By Steve Rathje
“These are all people with stories. They all have a history – a present and a future,” proclaims Noah Arthurs ’18 in the final monologue of the Stanford Asian American Theater Project’s performance of “Stanford Monologues: Behind the Bubble.” This production, which played last week at the Elliot Programming Center (EPC), features nine actors reading compelling stories by real Stanford students — about issues such as race, gender, sexuality, religion and disability — compiled by playwright Joseph Lee ’17 into a piece of theater that tries to make us understand the diverse perspectives of Stanford students.
The stage is bare but for a few benches and blocks in the intimate EPC theater space. The actors deliver their monologues with little to no movement in front of the other actors who are in tableau, not speaking to each other. This lack of dialogue between the majority of actors onstage mirrors the themes of loneliness and isolation that permeate this production. While I had the sense the actors may have wanted to physicalize their deliveries more, the relatively stationary performances focused the production on the true strength of the show: the honest and authentic stories Stanford students shared for the piece.
While the actors had not experienced the anonymous stories they were sharing, most of them seemed to personally connect with them in some way. Lea-Tereza Tenekedjieva ’18 especially stood out for her delivery of an emotionally truthful account of having to give up dance because of a disability. And Matt Leong ’17 delivered a commendably humorous account of “turning Asian” when he moved to the United States.
But the show struggled when taking on an overly didactic or at times preachy quality. This was particularly noticeable in the final monologue, in which Arthurs expounds, “Stories help us understand that we are not alone, that there is no other. Stories are the bridge. People don’t know who we are because they haven’t heard our stories.” While this may be true, the production didn’t have to justify itself or synthesize the stories into one message; the stories are powerful enough on their own, and trying to fuse them into a message rather than letting each story stand on its own had the effect of simplifying issues of diversity in a show that ideally should be showing the complexity of such issues.

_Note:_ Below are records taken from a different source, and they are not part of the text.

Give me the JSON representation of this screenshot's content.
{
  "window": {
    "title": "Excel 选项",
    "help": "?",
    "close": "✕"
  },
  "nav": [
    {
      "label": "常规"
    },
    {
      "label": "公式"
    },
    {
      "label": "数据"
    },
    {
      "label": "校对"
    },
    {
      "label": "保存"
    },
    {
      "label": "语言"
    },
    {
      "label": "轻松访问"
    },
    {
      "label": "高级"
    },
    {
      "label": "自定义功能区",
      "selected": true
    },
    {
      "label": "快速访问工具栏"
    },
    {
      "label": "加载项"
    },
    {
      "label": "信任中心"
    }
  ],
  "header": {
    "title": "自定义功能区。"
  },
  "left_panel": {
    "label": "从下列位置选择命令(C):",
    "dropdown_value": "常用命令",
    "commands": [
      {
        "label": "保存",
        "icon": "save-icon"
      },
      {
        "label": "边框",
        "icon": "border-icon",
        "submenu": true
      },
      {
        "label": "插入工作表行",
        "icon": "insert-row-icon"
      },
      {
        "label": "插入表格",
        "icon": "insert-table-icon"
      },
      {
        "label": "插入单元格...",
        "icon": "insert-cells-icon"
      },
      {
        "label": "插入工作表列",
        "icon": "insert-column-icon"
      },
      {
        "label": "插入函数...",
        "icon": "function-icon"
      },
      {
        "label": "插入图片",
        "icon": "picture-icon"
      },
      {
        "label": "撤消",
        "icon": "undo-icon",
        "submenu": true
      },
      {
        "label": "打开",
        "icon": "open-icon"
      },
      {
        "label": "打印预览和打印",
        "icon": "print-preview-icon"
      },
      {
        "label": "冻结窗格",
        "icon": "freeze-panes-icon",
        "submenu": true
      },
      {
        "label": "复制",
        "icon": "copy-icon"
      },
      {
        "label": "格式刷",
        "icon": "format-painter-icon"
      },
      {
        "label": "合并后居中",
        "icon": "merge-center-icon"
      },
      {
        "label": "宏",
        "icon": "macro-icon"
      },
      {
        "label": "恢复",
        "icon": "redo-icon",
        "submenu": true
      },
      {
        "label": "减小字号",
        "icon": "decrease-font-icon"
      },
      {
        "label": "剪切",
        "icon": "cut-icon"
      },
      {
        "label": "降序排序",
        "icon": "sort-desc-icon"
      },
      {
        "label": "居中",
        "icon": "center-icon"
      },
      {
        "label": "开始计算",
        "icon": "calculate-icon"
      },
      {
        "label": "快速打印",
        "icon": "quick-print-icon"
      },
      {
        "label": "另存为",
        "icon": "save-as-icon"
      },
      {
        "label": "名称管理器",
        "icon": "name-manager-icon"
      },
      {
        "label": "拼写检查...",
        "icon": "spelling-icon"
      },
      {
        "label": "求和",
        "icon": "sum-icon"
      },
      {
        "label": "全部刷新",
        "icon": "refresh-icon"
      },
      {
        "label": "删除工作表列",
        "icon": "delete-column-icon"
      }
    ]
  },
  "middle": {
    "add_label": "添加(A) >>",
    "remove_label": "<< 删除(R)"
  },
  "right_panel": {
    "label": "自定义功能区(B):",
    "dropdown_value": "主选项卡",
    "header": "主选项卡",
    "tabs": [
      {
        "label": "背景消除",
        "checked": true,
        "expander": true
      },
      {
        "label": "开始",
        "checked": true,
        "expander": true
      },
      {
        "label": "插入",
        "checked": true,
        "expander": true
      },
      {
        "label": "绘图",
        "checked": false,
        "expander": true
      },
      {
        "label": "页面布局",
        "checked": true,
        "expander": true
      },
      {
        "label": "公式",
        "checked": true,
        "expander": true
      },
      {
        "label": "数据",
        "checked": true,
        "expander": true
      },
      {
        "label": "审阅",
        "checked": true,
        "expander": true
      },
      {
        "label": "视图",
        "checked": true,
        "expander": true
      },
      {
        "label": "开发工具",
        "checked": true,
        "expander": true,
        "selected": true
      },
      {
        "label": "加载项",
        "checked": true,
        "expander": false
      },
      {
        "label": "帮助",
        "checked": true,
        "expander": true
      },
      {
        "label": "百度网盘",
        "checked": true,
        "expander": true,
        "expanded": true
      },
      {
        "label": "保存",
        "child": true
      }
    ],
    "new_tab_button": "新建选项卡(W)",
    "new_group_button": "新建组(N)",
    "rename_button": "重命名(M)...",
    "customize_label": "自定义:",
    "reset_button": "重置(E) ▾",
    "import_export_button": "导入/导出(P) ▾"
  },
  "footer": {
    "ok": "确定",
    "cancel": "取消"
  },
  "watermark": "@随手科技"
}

“Stanford Monologues: Beyond the Bubble” was a commendable effort to try to use theater as a “force for social change,” as co-director Adi Chang ’18 describes in his director’s notes, featuring moving stories delivered by actors who seemed connected to the source material. I admire this valiant attempt to create theater that is trying to fight against the pitfalls of the Stanford Duck Syndrome and speak out against something that often goes unexplored on the Stanford campus. We need more theater like this. We also need more theater that is not neatly packaged and self-congratulatory, theater that doesn’t make us feel like we can solve a major problem simply by telling stories. We need theater that presents issues with the complexity they truly involve.
Contact Steve Rathje at srathje ‘at’ stanford.edu.